Data records for software interfaces:
---+---

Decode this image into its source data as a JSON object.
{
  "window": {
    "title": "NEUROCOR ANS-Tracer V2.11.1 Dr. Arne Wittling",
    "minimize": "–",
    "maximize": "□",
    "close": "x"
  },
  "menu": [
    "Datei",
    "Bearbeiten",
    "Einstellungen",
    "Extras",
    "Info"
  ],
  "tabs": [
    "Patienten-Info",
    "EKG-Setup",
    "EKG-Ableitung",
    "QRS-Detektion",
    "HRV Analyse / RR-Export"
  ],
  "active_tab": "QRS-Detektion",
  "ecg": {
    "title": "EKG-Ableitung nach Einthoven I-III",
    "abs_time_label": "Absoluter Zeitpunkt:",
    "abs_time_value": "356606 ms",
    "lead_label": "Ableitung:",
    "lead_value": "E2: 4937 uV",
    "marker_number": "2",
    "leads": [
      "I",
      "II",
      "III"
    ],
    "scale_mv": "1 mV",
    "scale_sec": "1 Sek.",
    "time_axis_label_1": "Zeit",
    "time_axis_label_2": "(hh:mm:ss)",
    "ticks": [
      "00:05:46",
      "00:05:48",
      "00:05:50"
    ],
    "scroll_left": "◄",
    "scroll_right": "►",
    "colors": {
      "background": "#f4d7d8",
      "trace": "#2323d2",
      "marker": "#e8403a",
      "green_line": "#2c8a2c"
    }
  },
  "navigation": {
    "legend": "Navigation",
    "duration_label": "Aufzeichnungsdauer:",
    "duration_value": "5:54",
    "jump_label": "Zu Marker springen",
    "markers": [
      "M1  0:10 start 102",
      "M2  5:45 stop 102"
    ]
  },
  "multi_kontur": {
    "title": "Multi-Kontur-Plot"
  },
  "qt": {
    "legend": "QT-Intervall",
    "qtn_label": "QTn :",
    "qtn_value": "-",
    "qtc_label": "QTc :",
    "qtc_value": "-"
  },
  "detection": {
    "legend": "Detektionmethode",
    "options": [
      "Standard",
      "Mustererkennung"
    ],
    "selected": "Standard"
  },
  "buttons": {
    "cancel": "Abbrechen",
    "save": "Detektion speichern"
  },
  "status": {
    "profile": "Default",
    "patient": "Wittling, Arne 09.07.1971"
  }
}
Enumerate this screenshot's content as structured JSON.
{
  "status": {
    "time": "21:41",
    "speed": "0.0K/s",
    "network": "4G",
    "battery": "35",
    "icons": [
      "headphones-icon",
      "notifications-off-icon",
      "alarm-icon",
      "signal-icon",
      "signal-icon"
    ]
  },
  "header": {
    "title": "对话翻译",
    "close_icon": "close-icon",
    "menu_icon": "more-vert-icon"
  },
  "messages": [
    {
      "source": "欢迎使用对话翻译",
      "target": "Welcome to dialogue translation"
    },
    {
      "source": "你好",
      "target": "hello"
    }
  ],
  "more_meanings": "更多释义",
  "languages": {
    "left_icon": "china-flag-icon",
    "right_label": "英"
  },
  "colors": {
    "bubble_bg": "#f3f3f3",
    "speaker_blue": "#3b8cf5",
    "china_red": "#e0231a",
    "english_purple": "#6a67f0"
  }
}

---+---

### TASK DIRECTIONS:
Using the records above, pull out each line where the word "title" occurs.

### RESPONSE BELOW:
    "title": "NEUROCOR ANS-Tracer V2.11.1 Dr. Arne Wittling",
    "title": "EKG-Ableitung nach Einthoven I-III",
    "title": "Multi-Kontur-Plot"
    "title": "对话翻译",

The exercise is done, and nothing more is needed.